“You foolish fellows!” said the sheriff. “Don’t you know that the bird will fly over the top of your wall, no matter how high you build it?”
“Why, no,” they said. “We never thought of that. How very wise you are!”
The sheriff next met a man who was carrying a door on his back.
“What are you doing?” he asked.
“I have just started on a long jour-ney,” said the man.
“But why do you carry that door?” asked the sheriff.
“I left my money at home.”
“Then why didn’t you leave the door at home too?”
“I was afraid of thieves; and you see, if I have the door with me, they can’t break it open and get in.”
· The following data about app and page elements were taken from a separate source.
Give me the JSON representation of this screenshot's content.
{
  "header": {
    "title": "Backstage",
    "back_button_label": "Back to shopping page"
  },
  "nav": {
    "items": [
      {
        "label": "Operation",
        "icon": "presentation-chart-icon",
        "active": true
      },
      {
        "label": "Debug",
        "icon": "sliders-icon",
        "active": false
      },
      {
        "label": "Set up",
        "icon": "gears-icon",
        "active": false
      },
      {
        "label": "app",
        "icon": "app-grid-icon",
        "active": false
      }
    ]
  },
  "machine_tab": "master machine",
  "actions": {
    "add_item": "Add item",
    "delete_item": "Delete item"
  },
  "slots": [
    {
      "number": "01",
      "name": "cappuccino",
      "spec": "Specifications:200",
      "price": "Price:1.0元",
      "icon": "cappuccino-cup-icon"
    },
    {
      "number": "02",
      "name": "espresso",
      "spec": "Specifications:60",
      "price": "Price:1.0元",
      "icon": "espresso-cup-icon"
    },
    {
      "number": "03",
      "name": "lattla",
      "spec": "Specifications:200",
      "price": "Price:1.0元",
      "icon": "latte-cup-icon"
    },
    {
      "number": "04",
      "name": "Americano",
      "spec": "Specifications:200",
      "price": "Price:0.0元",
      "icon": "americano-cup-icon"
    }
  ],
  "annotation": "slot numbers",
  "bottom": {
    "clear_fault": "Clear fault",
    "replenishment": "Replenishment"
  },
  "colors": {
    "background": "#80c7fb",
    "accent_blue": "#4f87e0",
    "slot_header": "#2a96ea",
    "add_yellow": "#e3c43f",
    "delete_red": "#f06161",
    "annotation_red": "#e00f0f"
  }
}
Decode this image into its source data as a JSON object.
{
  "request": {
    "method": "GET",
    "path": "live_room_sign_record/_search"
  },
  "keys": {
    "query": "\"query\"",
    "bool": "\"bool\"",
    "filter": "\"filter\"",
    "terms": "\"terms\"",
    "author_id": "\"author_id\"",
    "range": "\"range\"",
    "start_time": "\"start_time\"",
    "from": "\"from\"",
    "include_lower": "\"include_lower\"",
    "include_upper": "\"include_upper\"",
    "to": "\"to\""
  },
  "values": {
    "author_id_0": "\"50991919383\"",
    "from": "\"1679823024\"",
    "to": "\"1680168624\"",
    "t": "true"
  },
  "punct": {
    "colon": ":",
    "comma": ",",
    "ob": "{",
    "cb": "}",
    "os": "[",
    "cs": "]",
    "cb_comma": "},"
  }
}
“You foolish fellow!” said the sheriff. “It would be safer to leave the door at home, and carry the money with you.”
“Ah, would it, though?” said the man. “Now, I never thought of that. You are the wisest man that I ever saw.”
Then the sheriff rode on with his men; but every one that they met was doing some silly thing.
“Truly I believe that the people of Gotham are all fools,” said one of the horsemen.
“That is true,” said another. “It would be a shame to harm such simple people.”
“Let us ride back to London, and tell the king all about them,” said the sheriff.
“Yes, let us do so,” said the horsemen.
So they went back, and told the king that Gotham was a town of fools; and the king laughed, and said that if that was the case, he would not harm them, but would let them keep their noses.
THE MILLER OF THE DEE.
Once upon a time there lived on the banks of the River Dee a miller, who was the hap-pi-est man in England. He was always busy from morning till night, and he was always singing as merrily as any lark. He was so cheerful that he made everybody else cheerful; and people all over the land liked to talk about his pleasant ways. At last the king heard about him.
“I will go down and talk with this won-der-ful miller,” he said. “Perhaps he can tell me how to be happy.”
As soon as he stepped inside of the mill, he heard the miller singing:—
“I envy no-body—no,
For I am as happy as I can be;
And nobody envies me.”
“You’re wrong, my friend,” said the king. “You’re wrong as wrong can be. I envy you; and I would gladly change places with you, if I could only be as light-hearted as you are.”
The miller smiled, and bowed to the king.
“I am sure I could not think of changing places with you, sir,” he said.
“Now tell me,” said the king, “what makes you so cheerful and glad here in your dusty mill, while I, who am king, am sad and in trouble every day.”